In general, data coding involved pre-coded classifications of closed-ended items that fall under the four traditional types. As well, we also see the application of what Kerlin (2002) calls “Selective Coding” (reflected in the structural relationship between categories - the relationship between a core category and related categories - which are integrated to form the theoretical structure of Identity Theft analysis) or “Factual/Descriptive Coding” (ideas that lean more toward the concrete; - such as Actions, Definitions, Events, Properties, Settings, Conditions, Processes, etc.).
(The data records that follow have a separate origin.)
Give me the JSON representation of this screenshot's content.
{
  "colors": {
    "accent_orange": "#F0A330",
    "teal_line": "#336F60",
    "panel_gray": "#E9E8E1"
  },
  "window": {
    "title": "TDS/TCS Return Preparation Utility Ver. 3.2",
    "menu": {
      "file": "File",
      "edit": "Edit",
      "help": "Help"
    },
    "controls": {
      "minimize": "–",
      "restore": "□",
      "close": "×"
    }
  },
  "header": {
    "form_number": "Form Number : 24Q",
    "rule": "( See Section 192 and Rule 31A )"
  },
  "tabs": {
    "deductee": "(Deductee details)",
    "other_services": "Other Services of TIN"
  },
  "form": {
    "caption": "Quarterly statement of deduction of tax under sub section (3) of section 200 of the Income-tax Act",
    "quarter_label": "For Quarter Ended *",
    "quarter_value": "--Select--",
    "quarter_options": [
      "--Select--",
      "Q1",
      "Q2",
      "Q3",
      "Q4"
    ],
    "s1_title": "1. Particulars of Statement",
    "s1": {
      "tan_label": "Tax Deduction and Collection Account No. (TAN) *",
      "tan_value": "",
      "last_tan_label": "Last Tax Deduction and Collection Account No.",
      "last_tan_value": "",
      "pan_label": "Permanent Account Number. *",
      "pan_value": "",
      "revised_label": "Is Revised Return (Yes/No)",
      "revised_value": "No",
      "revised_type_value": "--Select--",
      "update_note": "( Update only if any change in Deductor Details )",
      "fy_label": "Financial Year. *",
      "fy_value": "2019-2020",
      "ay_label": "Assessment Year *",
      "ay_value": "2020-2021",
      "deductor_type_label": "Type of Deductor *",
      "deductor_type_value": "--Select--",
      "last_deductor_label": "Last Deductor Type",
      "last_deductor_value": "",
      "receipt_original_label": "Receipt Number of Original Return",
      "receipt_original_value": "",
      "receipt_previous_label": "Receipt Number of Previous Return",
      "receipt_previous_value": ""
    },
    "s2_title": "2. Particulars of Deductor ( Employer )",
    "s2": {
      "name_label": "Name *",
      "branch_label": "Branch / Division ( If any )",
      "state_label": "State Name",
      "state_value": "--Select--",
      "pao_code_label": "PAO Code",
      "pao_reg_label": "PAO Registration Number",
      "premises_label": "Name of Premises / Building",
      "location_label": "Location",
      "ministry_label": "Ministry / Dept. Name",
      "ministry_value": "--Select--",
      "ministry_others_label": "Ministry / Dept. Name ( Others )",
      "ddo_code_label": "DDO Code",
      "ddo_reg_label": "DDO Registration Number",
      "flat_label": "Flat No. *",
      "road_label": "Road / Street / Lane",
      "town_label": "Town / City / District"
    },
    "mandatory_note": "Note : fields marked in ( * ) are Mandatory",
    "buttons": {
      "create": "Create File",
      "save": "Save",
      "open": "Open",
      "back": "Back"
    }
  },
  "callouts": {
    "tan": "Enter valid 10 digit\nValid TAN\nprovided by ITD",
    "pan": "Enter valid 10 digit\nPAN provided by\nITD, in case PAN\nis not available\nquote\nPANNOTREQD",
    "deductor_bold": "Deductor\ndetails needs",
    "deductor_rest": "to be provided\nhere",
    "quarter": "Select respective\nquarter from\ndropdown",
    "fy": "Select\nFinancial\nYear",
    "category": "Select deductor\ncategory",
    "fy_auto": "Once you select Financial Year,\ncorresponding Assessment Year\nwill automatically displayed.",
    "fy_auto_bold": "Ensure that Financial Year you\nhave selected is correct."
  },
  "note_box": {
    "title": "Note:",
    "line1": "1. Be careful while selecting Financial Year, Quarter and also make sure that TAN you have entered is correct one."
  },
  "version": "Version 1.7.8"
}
The coding of identity theft types, for instance, is an example of nominal scaling because the types of identity theft vulnerabilities or exploitable loopholes must fall into categories that are mutually exclusive and collectively exhaustive. At the same time, it is a selective coding because the separate instances define the structure of the problem: Identity theft Existing credit card Other existing accounts
Personal information Multiple types during same episode No identity theft Unknown Distinct from the other variables, “ways victims became aware of identity theft” is the classic case of open-ended responses coded in factual or descriptive fashion because responses are about events or processes such as noticing “missing money/unfamiliar charges on account,” “contacted about late/unpaid bills,” or “banking problems”.